1. Get Going with Greens. Adding in your greens – such as spinach or kale – first is one of the best ways to ensure you’re not only adding important veggies to your smoothie blend, but you’re also adding plenty of it. Leafy greens can easily be smooshed or squished (since we’re talking in technical terms) down. Start with leafy greens so you can pack your cup with good-for-you ingredients without going over the MAX line.
2. Follow-up with Fruits and Veggies. Your fruits and other veggies are most often the stars of the smoothie show. When it comes to adding them in, let the blender do its job. There’s no need to slice a banana or chop an apple or pear into small portions. The NutriBullet is meant to make your job easier. Simply break a banana in half, chop an apple into four sections, and toss in whole strawberries. Trust the power of the blender. It will save you precious minutes in your day.
“If you’re opting for frozen fruit and veggies rather than fresh, you can usually skip the ice,” says our in-house chef and smoothie connoisseur, Mayra. “Most times when both frozen fruit and ice are used, the final blend consistency will be much thicker than usual, bordering on milkshake-thick consistency. But, if you like a thicker smoothie, add ice!”
3. Next up: Nuts! Now it’s time to add any nuts. Since nuts are harder to blend up than fruit or veggies, you’ll want to make sure they have closer contact with the blades!
4. Let’s add the Liquid! After the first three components have been added, you should be close to the NutriBullet’s MAX line, that’s when you know it’s time for liquids! Whether it’s almond milk, coconut water, or fruit juice, what you add is up to you!
“Don’t overfill ingredients or underfill liquids,” says Chef Mayra. “The MAX line is there for a reason,” she continues. “If you overload your cup, you’re bound to have some spillage. And if you don’t add enough liquid, the smoothie won’t blend the way it should.”
5. Add in the Fun Stuff! If you really want to blend the “perfect” smoothie, we can’t stress enough the importance of adding powders, seeds, nut butter, or other sticky ingredients, like honey, agave, or chia seeds, after the liquid.
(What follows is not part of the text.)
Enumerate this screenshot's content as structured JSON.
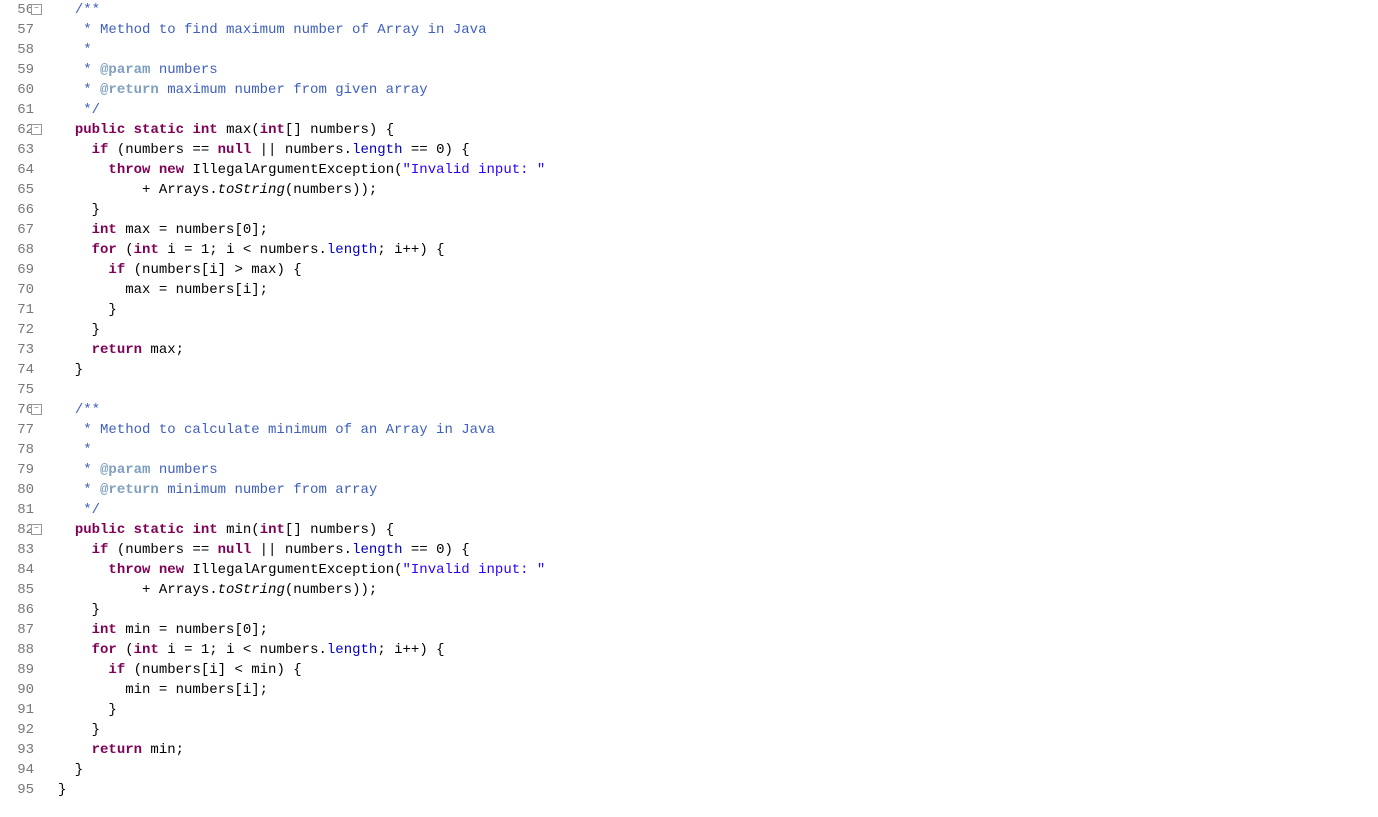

If they’re added before, they’ll likely stick to the walls of the cup, or you’ll end up with a chunk of seeds or powder at the bottom.
6. Finish up with Ice. Since you’ll have to flip the cup over to blend, the first ingredient you add (leafy greens) is last to hit the blade, and the last ingredient you add (ice) is the first thing to hit the blade. You want the hardest items to have the most contact with the spinning blade for the longest amount of time, which is why ice needs to be the first thing the blade hits to properly pulverize it. But keep in mind, the ice should now exceed the MAX line.
McKenzie is a Registered Dietitian Nutritionist, nutrition writer and communicator, who truly loves meeting and connecting with people. Grounded in science with an integrative and holistic approach, she aims to make the world a healthier, happier place by helping people feel their best from the inside out and encouraging others to restore a judgment-free relationship with food. McKenzie has been a contributing editor for the award-winning publicationEnvironmental Nutrition and her numerous articles, nutrition tips, and recipes can be found in publications such as The Chicago Tribune, Today’s Dietitian, Food and Nutrition Magazine, and more.
McKenzie graduated magna cum laude from California Polytechnic State University, San Luis Obispo with a degree in Nutrition and completed her dietetic internship at Bastyr University in Seattle. She is a member of the American Academy of Nutrition and Dietetics and a member of the dietetic practice group, Dietitians in Integrative and Functional Medicine. When she’s not dishing out nutrition tidbits, you can find McKenzie cooking in her sunny kitchen, hiking along with her favorite Southern California trails, or packing her bags and heading out for her next adventure.